The majority of Canadians are opposed to rodeo; so why does a Canadian event marketing itself as “The Greatest Outdoor Show on Earth” continue to host rodeo events?
59% of Canadians are opposed to using animals in rodeo, and yet the Calgary Stampede continues to host cruel rodeo events year after year that cause animal suffering, stress, and even death. It is clear to most people that twisting a steer’s neck until he falls down or stretching him by the neck and hind legs so he is suspended above the ground is inhumane, but these activities are carried out for the sake of so-called entertainment in the form of steer wrestling and team roping every year.
Watch: The cruel reality of calf roping
Perhaps the most obviously cruel event is calf roping (also known as tie-down roping), where a calf who is just three months old—long before the age she should even be weaned from her mother—is tormented or “goaded” in a chute leading from a holding pen to the rodeo arena, so that she bursts out at a high speed as soon as the gate opens. Then, as she runs into a ring at around 27 miles per hour, the confused calf is roped around the neck by a rider and jerked to a sudden stop. The rider will then jump to the ground and quickly tie three of the calf’s legs together as she struggles to break free.
Animals used for calf roping, steer wrestling, and team roping can and have sustained injuries during these events that cost them their lives.
Photos of the events make it clear that these animals also experience pain and stress while being roped and roughly handled. Recent research into calf roping has confirmed that calves show visible signs of anxiety and fear while being chased and have elevated levels of stress hormones after roping events.
Another major event at the Calgary Stampede is the chuckwagon races, which has been dubbed the “half mile of hell” by organizers and participants. The races involve several teams of horses pulling wagons in a figure eight course and racing down a track at high speed to the finish line. This dangerous event has caused more than 70 horse deaths since 1986—mainly due to crash injuries and heart attacks brought on by stress. Though the event has been cancelled this year due to COVID-19, organizers have announced a plan to resume the event in 2022.
Watch: The Chuckwagon races, the Calgary Stampede’s deadliest event

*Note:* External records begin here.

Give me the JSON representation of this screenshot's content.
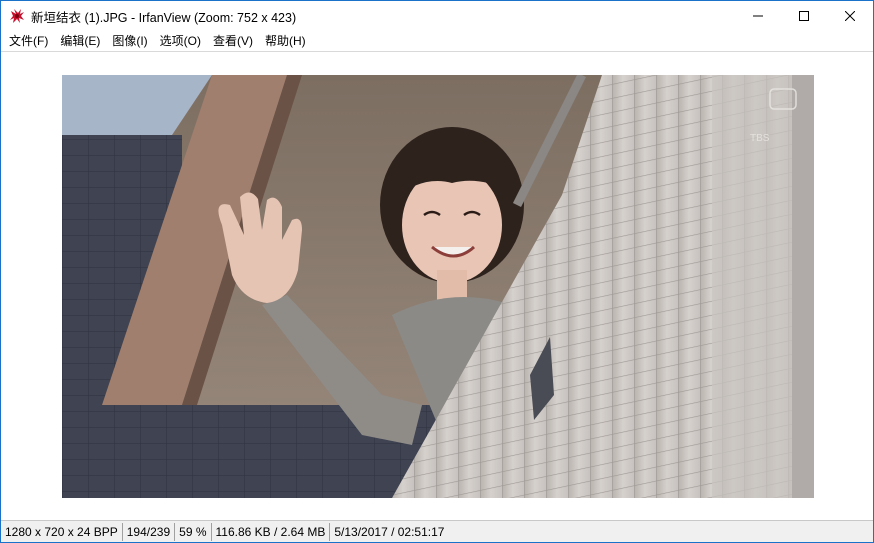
{
  "window": {
    "title": "新垣结衣 (1).JPG - IrfanView (Zoom: 752 x 423)",
    "controls": {
      "minimize": "minimize",
      "maximize": "maximize",
      "close": "close"
    }
  },
  "menu": {
    "items": [
      {
        "label": "文件(F)"
      },
      {
        "label": "编辑(E)"
      },
      {
        "label": "图像(I)"
      },
      {
        "label": "选项(O)"
      },
      {
        "label": "查看(V)"
      },
      {
        "label": "帮助(H)"
      }
    ]
  },
  "image": {
    "watermark": "TBS",
    "content": "photo"
  },
  "status": {
    "dimensions": "1280 x 720 x 24 BPP",
    "index": "194/239",
    "zoom": "59 %",
    "size": "116.86 KB / 2.64 MB",
    "datetime": "5/13/2017 / 02:51:17"
  },
  "colors": {
    "title_bar": "#ffffff",
    "window_border": "#1b73c9",
    "status_bar": "#f0f0f0",
    "app_icon_red": "#c8102e"
  }
}
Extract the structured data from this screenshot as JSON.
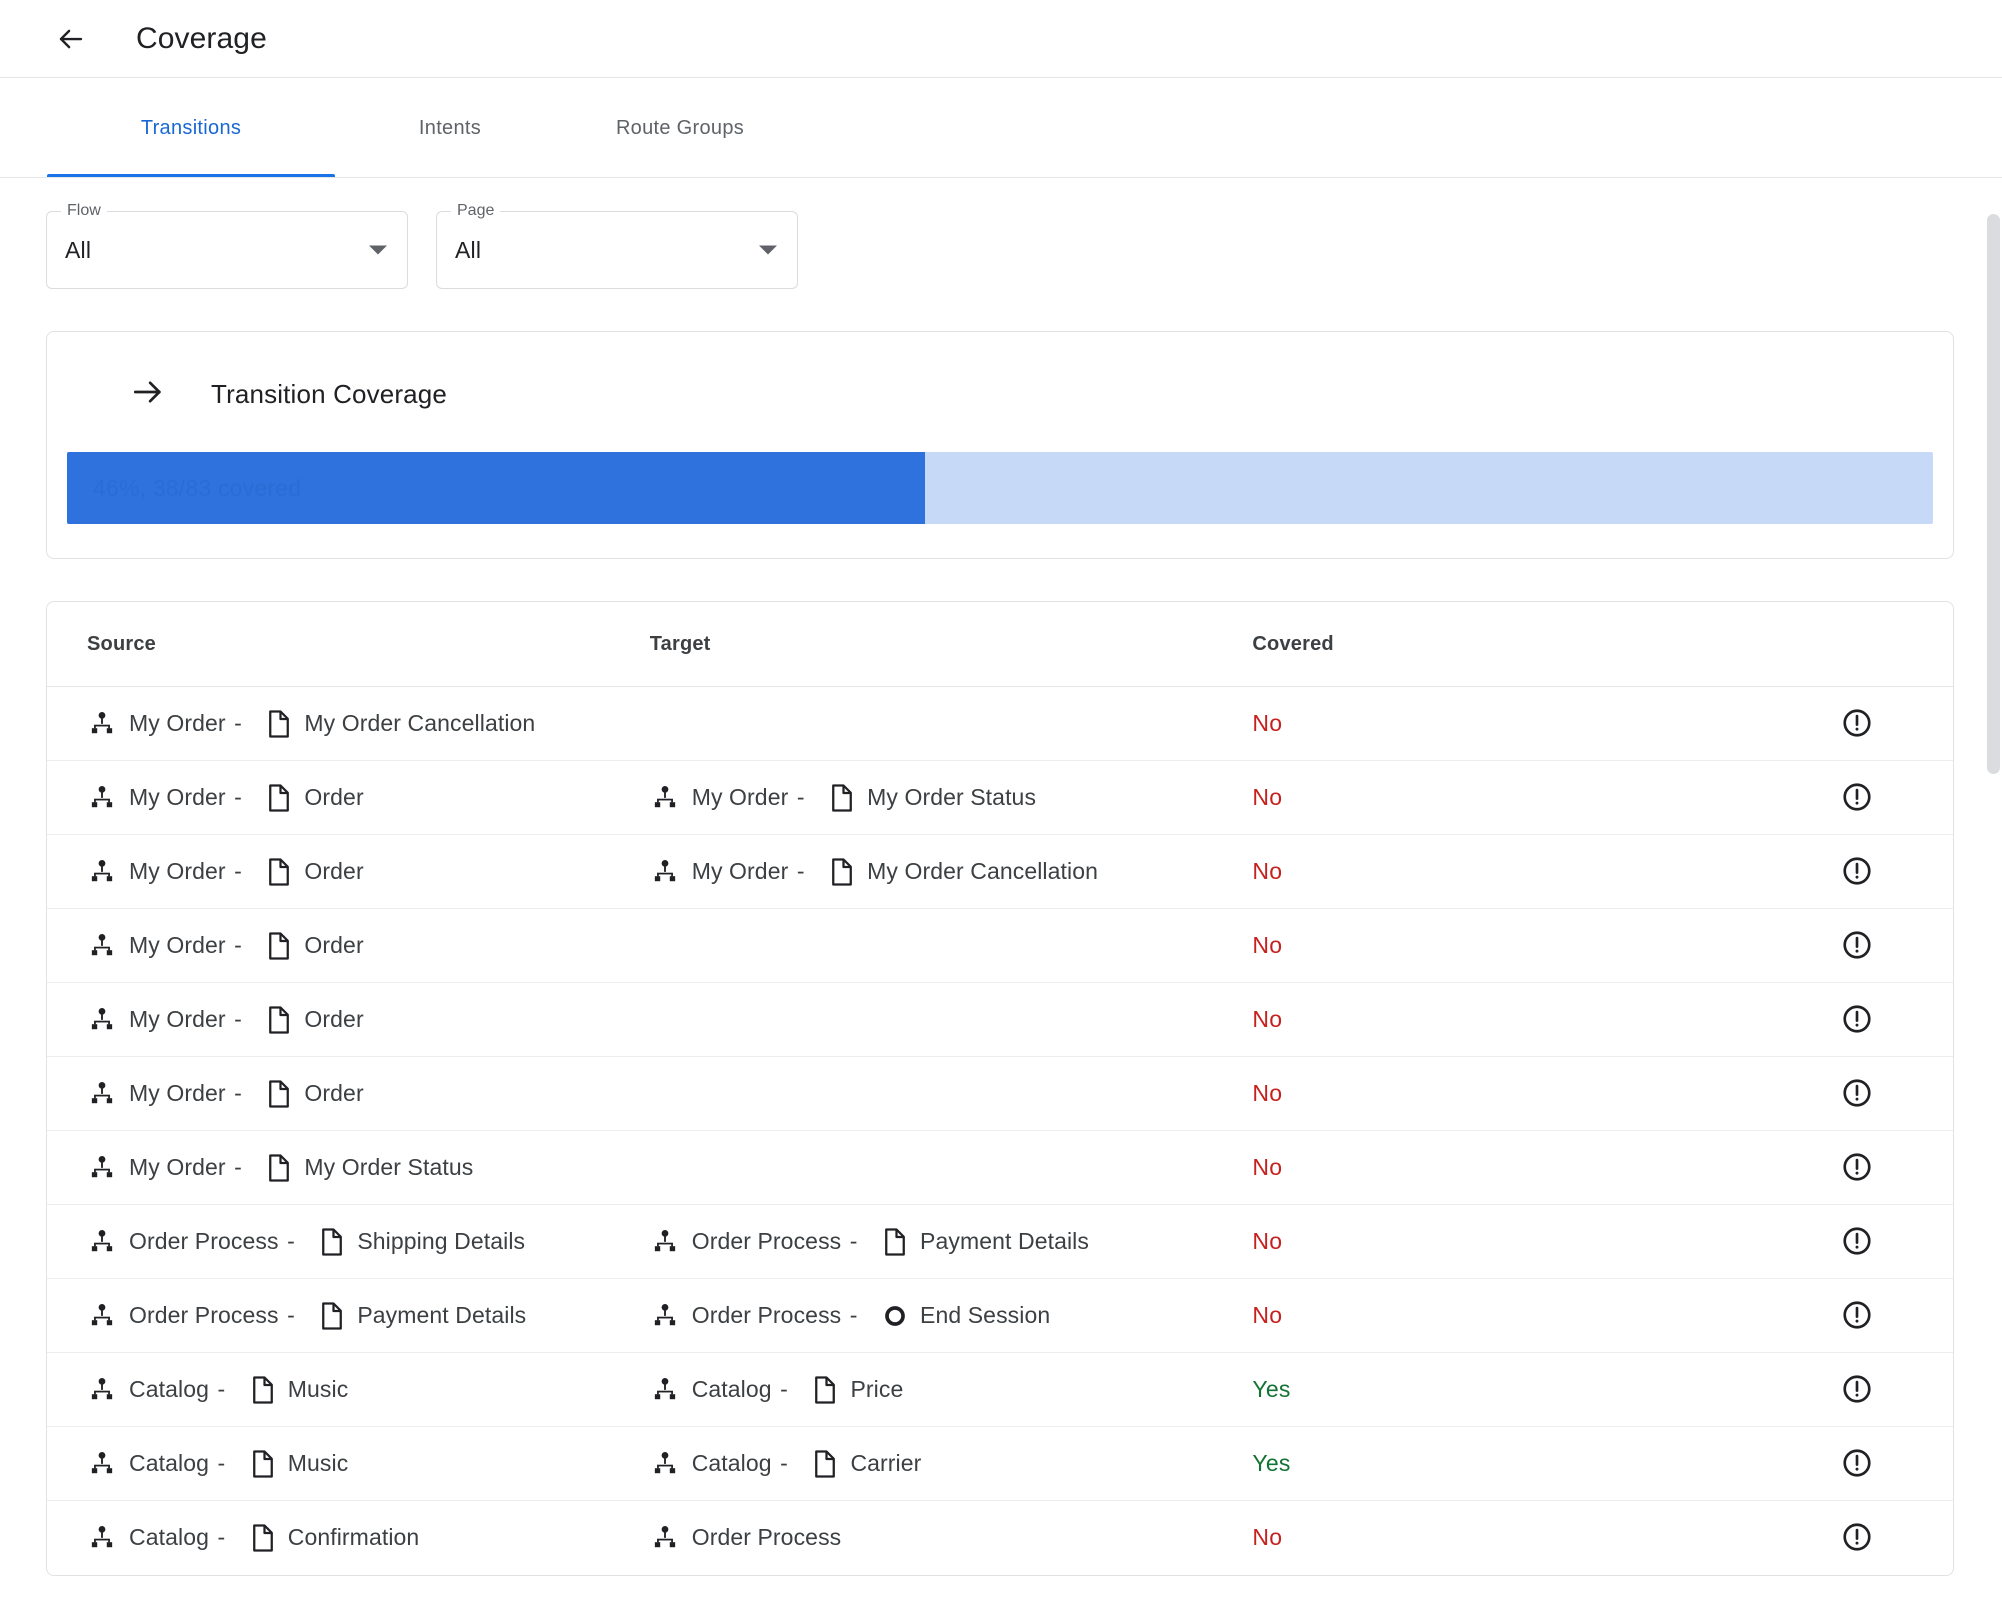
{
  "appbar": {
    "back_icon": "arrow-back-icon",
    "title": "Coverage"
  },
  "tabs": [
    {
      "label": "Transitions",
      "active": true
    },
    {
      "label": "Intents",
      "active": false
    },
    {
      "label": "Route Groups",
      "active": false
    }
  ],
  "filters": [
    {
      "label": "Flow",
      "value": "All",
      "arrow_icon": "chevron-down-icon"
    },
    {
      "label": "Page",
      "value": "All",
      "arrow_icon": "chevron-down-icon"
    }
  ],
  "coverage_card": {
    "icon": "arrow-forward-icon",
    "title": "Transition Coverage",
    "percent": 46,
    "covered": 38,
    "total": 83,
    "label": "46%, 38/83 covered",
    "fill_color": "#2f72de",
    "track_color": "#c6d9f7",
    "text_color": "#2b6cd4"
  },
  "table": {
    "columns": [
      "Source",
      "Target",
      "Covered"
    ],
    "row_icon": "error-outline-icon",
    "rows": [
      {
        "source": {
          "flow": "My Order",
          "page": "My Order Cancellation",
          "page_icon": "page-icon"
        },
        "target": null,
        "covered": "No"
      },
      {
        "source": {
          "flow": "My Order",
          "page": "Order",
          "page_icon": "page-icon"
        },
        "target": {
          "flow": "My Order",
          "page": "My Order Status",
          "page_icon": "page-icon"
        },
        "covered": "No"
      },
      {
        "source": {
          "flow": "My Order",
          "page": "Order",
          "page_icon": "page-icon"
        },
        "target": {
          "flow": "My Order",
          "page": "My Order Cancellation",
          "page_icon": "page-icon"
        },
        "covered": "No"
      },
      {
        "source": {
          "flow": "My Order",
          "page": "Order",
          "page_icon": "page-icon"
        },
        "target": null,
        "covered": "No"
      },
      {
        "source": {
          "flow": "My Order",
          "page": "Order",
          "page_icon": "page-icon"
        },
        "target": null,
        "covered": "No"
      },
      {
        "source": {
          "flow": "My Order",
          "page": "Order",
          "page_icon": "page-icon"
        },
        "target": null,
        "covered": "No"
      },
      {
        "source": {
          "flow": "My Order",
          "page": "My Order Status",
          "page_icon": "page-icon"
        },
        "target": null,
        "covered": "No"
      },
      {
        "source": {
          "flow": "Order Process",
          "page": "Shipping Details",
          "page_icon": "page-icon"
        },
        "target": {
          "flow": "Order Process",
          "page": "Payment Details",
          "page_icon": "page-icon"
        },
        "covered": "No"
      },
      {
        "source": {
          "flow": "Order Process",
          "page": "Payment Details",
          "page_icon": "page-icon"
        },
        "target": {
          "flow": "Order Process",
          "page": "End Session",
          "page_icon": "end-session-icon"
        },
        "covered": "No"
      },
      {
        "source": {
          "flow": "Catalog",
          "page": "Music",
          "page_icon": "page-icon"
        },
        "target": {
          "flow": "Catalog",
          "page": "Price",
          "page_icon": "page-icon"
        },
        "covered": "Yes"
      },
      {
        "source": {
          "flow": "Catalog",
          "page": "Music",
          "page_icon": "page-icon"
        },
        "target": {
          "flow": "Catalog",
          "page": "Carrier",
          "page_icon": "page-icon"
        },
        "covered": "Yes"
      },
      {
        "source": {
          "flow": "Catalog",
          "page": "Confirmation",
          "page_icon": "page-icon"
        },
        "target": {
          "flow": "Order Process",
          "page": "",
          "page_icon": null
        },
        "covered": "No"
      }
    ]
  },
  "scrollbar": {
    "name": "vertical-scrollbar"
  }
}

What has been done to stop these events?
Thanks to the hard work of Vancouver Humane Society’s supporters and other animal rights advocates, some progress has been made in past years in an attempt to reduce animal injuries at the Calgary Stampede. The number of wagons in the chuckwagon races was reduced from four to three following the deaths of six horses in 2019; it remains to be seen whether this measure alone will make the “half mile of hell” any safer for horses.
Up to this point, progress toward making the Stampede more animal-friendly and family-friendly has been slow and hard-won. A serious change by the Calgary Stampede is long overdue to make this fair one that truly represents the values of Canadians.
The Vancouver Humane Society is calling on Calgary Stampede Interim CEO Dana Peers to remove three of the fair’s most inhumane rodeo events: calf roping, steer wrestling, and team roping. The cancellation of the 2021 chuckwagon races also offers an opportunity to employ an independent review by experts (i.e. veterinarians, animal behaviourists, equine specialists) to determine whether or not this event can be made safer in future years. If the Calgary Stampede wishes to be the “Greatest Outdoor Show on Earth”, it must stop causing animal suffering and leave these events where they belong: in the past.